A six-party rescue mission . . .
A press conference held today by the Chinese Ministry of Public Security revealed details of a series of joint operations with five Southeast Asian countries – Myanmar, Cambodia, Laos, Vietnam, and Thailand – to crack down on transnational human trafficking. Between July and December of last year, police said they cracked 760 cases of abduction and marriage fraud, rescuing 1,130 foreign women and 17 children. A total of 1,332 suspects were detained, of whom 262 are non-Chinese citizens.
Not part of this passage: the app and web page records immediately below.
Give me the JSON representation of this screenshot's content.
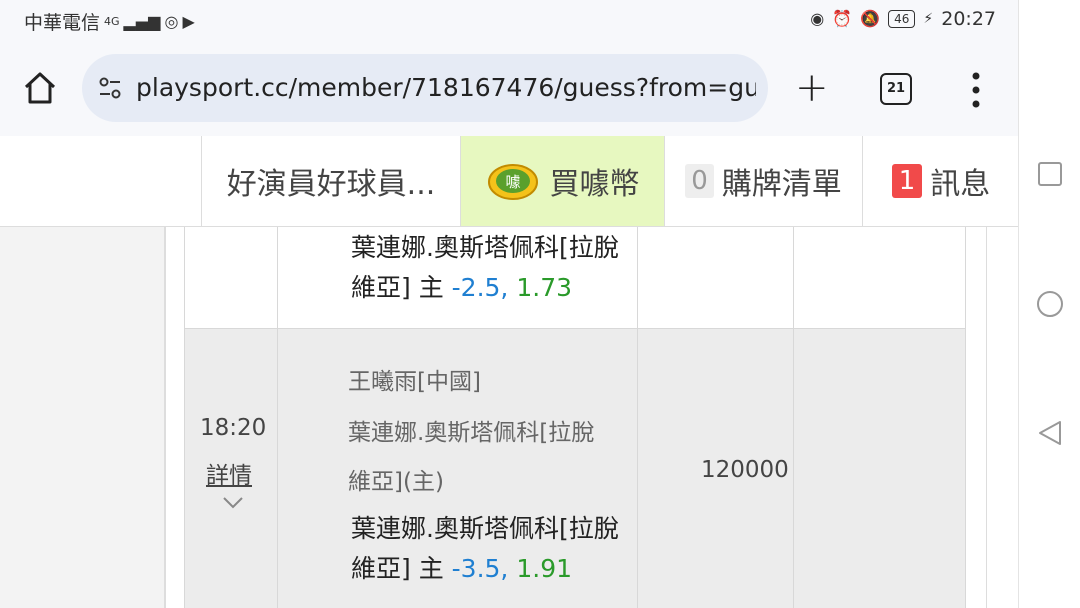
{
  "status_bar": {
    "carrier": "中華電信",
    "network": "4G",
    "battery": "46",
    "time": "20:27"
  },
  "browser": {
    "url": "playsport.cc/member/718167476/guess?from=gue",
    "tab_count": "21"
  },
  "nav": {
    "profile_label": "好演員好球員...",
    "coin_label": "買噱幣",
    "coin_icon_text": "噱",
    "cart_count": "0",
    "cart_label": "購牌清單",
    "msg_count": "1",
    "msg_label": "訊息"
  },
  "rows": [
    {
      "pick_line1": "葉連娜.奧斯塔佩科[拉脫",
      "pick_line2_prefix": "維亞] 主",
      "pick_line": "-2.5,",
      "pick_odds": "1.73"
    },
    {
      "time": "18:20",
      "detail_label": "詳情",
      "away_team": "王曦雨[中國]",
      "home_team_line1": "葉連娜.奧斯塔佩科[拉脫",
      "home_team_line2": "維亞](主)",
      "pick_line1": "葉連娜.奧斯塔佩科[拉脫",
      "pick_line2_prefix": "維亞] 主",
      "pick_line": "-3.5,",
      "pick_odds": "1.91",
      "amount": "120000"
    }
  ],
  "colors": {
    "coin_bg": "#e7f8c0",
    "msg_badge": "#f14a4a",
    "line_blue": "#1f7fd1",
    "odds_green": "#2a9a2a"
  }
}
In the operations, law enforcement primarily targeted China’s glaring ‘bride trafficking’ problem in which women from neighbouring countries are lured by smugglers with promises of marriage and job opportunities only to be ‘sold’ against their will.
Anti-human trafficking efforts still rank poorly . . .
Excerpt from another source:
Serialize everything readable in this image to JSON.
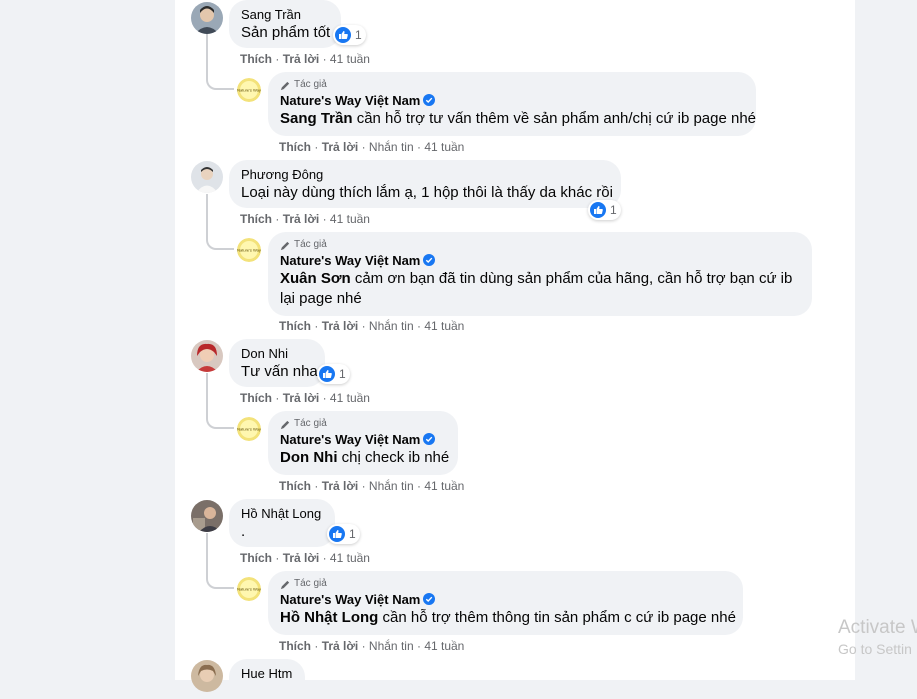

The 2019 Trafficking in Persons Report released by the U.S. State Department, meanwhile, continues to list China as one of the countries lacking sufficient government efforts in addressing human trafficking, along with Cuba, Iran, North Korea, Syria, and Venezuela. China’s designation as a ‘Tier 3’ country in the report means it could be restricted from receiving certain types of assistance from the U.S.
Lending a helping hand . . .
While there is arguably very limited space for activist groups to play a part in complementing law enforcement efforts and assisting human trafficking victims in China, Canadian NGOs and other organizations have been active forces in Canada’s anti-trafficking efforts – one example being the multilingual nationwide human trafficking hotline launched last month. Canada should consider sharing such positive programs through more active involvement in international collaboration in this area.
- CTV News: China police raids rescue 1,100 trafficked women
- 光明网 (GMW.cn): 中国等六国联合重拳打击拐卖人口取得显著成效
- United Press International: U.S. human trafficking report: China, Iran, N. Korea worst offenders